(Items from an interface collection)
== Segment start ==
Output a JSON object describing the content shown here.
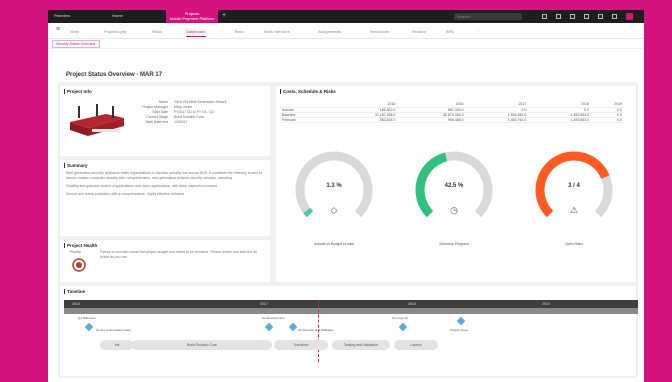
{
  "topbar": {
    "logo": "Planview",
    "tab_home": "Home",
    "tab_active_line1": "Projects",
    "tab_active_line2": "Mobile Payment Platform",
    "plus": "+",
    "search": "Search"
  },
  "nav": {
    "items": [
      "Work",
      "Projects grid",
      "Risks",
      "Dashboard",
      "Team",
      "Work Services",
      "Assignments",
      "Resources",
      "Finance",
      "BPA"
    ]
  },
  "subtab": "Security Status Overview",
  "page_title": "Project Status Overview - MAR 17",
  "project_info": {
    "heading": "Project Info",
    "rows": [
      {
        "k": "Name",
        "v": "2016 GN Next Generation Securit"
      },
      {
        "k": "Project Manager",
        "v": "Mary Jones"
      },
      {
        "k": "Start Date",
        "v": "FY2017 Q1 to FY 03 - Q2"
      },
      {
        "k": "Current Stage",
        "v": "Build Solution Core"
      },
      {
        "k": "Task Date end",
        "v": "12/04/17"
      }
    ]
  },
  "summary": {
    "heading": "Summary",
    "p1": "Next generation security appliance helps organizations to harness security risk across DHS. It combines the intensity it used to secure modern computer security with comprehensive, next generation network security services, including.",
    "p2": "Visibility and granular control of applications and micro-applications, with deep inspection protocol.",
    "p3": "Secure and threat protection with a comprehensive, highly effective intrusion."
  },
  "health": {
    "heading": "Project Health",
    "label": "Priority",
    "text": "Failure to consider above the project budget risk needs to be resolved. Please review and take the all action as you can."
  },
  "costs": {
    "heading": "Costs, Schedule & Risks",
    "years": [
      "",
      "2016",
      "2016",
      "2017",
      "2018",
      "2019",
      "2019"
    ],
    "rows": [
      {
        "label": "Actuals",
        "values": [
          "166,822.0",
          "661,300.0",
          "0.0",
          "0.0",
          "0.0"
        ]
      },
      {
        "label": "Baseline",
        "values": [
          "37,187,258.0",
          "36,879,354.0",
          "1,834,352.0",
          "1,452,853.0",
          "0.0"
        ]
      },
      {
        "label": "Forecast",
        "values": [
          "283,824.0",
          "965,488.0",
          "1,465,764.0",
          "1,459,863.0",
          "0.0"
        ]
      }
    ]
  },
  "gauges": [
    {
      "value": "1.3 %",
      "label": "Actuals vs Budget to date",
      "fraction": 0.03,
      "color": "#4fc7a8",
      "icon": "money-icon",
      "glyph": "◇"
    },
    {
      "value": "42.5 %",
      "label": "Schedule Progress",
      "fraction": 0.45,
      "color": "#2ec27e",
      "icon": "clock-icon",
      "glyph": "◷"
    },
    {
      "value": "3 / 4",
      "label": "Open Risks",
      "fraction": 0.75,
      "color": "#ff5a1f",
      "icon": "warning-icon",
      "glyph": "⚠"
    }
  ],
  "timeline": {
    "heading": "Timeline",
    "years": [
      "2016",
      "2017",
      "2018",
      "2019"
    ],
    "milestones": [
      {
        "label": "Q1 Milestone",
        "label2": "Go-live Authorization Date"
      },
      {
        "label": "Go-Development",
        "label2": "Go-Develop and Validated"
      },
      {
        "label": "Go-to-go Kit",
        "label2": ""
      },
      {
        "label": "Project Close",
        "label2": ""
      }
    ],
    "bars": [
      "Init",
      "Build Solution Core",
      "Transition",
      "Testing and Validation",
      "Launch"
    ]
  }
}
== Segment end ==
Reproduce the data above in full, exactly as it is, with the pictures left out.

Output a JSON object describing the content shown here.
{
  "topbar": {
    "logo": "Planview",
    "tab_home": "Home",
    "tab_active_line1": "Projects",
    "tab_active_line2": "Mobile Payment Platform",
    "plus": "+",
    "search": "Search"
  },
  "nav": {
    "items": [
      "Work",
      "Projects grid",
      "Risks",
      "Dashboard",
      "Team",
      "Work Services",
      "Assignments",
      "Resources",
      "Finance",
      "BPA"
    ]
  },
  "subtab": "Security Status Overview",
  "page_title": "Project Status Overview - MAR 17",
  "project_info": {
    "heading": "Project Info",
    "rows": [
      {
        "k": "Name",
        "v": "2016 GN Next Generation Securit"
      },
      {
        "k": "Project Manager",
        "v": "Mary Jones"
      },
      {
        "k": "Start Date",
        "v": "FY2017 Q1 to FY 03 - Q2"
      },
      {
        "k": "Current Stage",
        "v": "Build Solution Core"
      },
      {
        "k": "Task Date end",
        "v": "12/04/17"
      }
    ]
  },
  "summary": {
    "heading": "Summary",
    "p1": "Next generation security appliance helps organizations to harness security risk across DHS. It combines the intensity it used to secure modern computer security with comprehensive, next generation network security services, including.",
    "p2": "Visibility and granular control of applications and micro-applications, with deep inspection protocol.",
    "p3": "Secure and threat protection with a comprehensive, highly effective intrusion."
  },
  "health": {
    "heading": "Project Health",
    "label": "Priority",
    "text": "Failure to consider above the project budget risk needs to be resolved. Please review and take the all action as you can."
  },
  "costs": {
    "heading": "Costs, Schedule & Risks",
    "years": [
      "",
      "2016",
      "2016",
      "2017",
      "2018",
      "2019",
      "2019"
    ],
    "rows": [
      {
        "label": "Actuals",
        "values": [
          "166,822.0",
          "661,300.0",
          "0.0",
          "0.0",
          "0.0"
        ]
      },
      {
        "label": "Baseline",
        "values": [
          "37,187,258.0",
          "36,879,354.0",
          "1,834,352.0",
          "1,452,853.0",
          "0.0"
        ]
      },
      {
        "label": "Forecast",
        "values": [
          "283,824.0",
          "965,488.0",
          "1,465,764.0",
          "1,459,863.0",
          "0.0"
        ]
      }
    ]
  },
  "gauges": [
    {
      "value": "1.3 %",
      "label": "Actuals vs Budget to date",
      "fraction": 0.03,
      "color": "#4fc7a8",
      "icon": "money-icon",
      "glyph": "◇"
    },
    {
      "value": "42.5 %",
      "label": "Schedule Progress",
      "fraction": 0.45,
      "color": "#2ec27e",
      "icon": "clock-icon",
      "glyph": "◷"
    },
    {
      "value": "3 / 4",
      "label": "Open Risks",
      "fraction": 0.75,
      "color": "#ff5a1f",
      "icon": "warning-icon",
      "glyph": "⚠"
    }
  ],
  "timeline": {
    "heading": "Timeline",
    "years": [
      "2016",
      "2017",
      "2018",
      "2019"
    ],
    "milestones": [
      {
        "label": "Q1 Milestone",
        "label2": "Go-live Authorization Date"
      },
      {
        "label": "Go-Development",
        "label2": "Go-Develop and Validated"
      },
      {
        "label": "Go-to-go Kit",
        "label2": ""
      },
      {
        "label": "Project Close",
        "label2": ""
      }
    ],
    "bars": [
      "Init",
      "Build Solution Core",
      "Transition",
      "Testing and Validation",
      "Launch"
    ]
  }
}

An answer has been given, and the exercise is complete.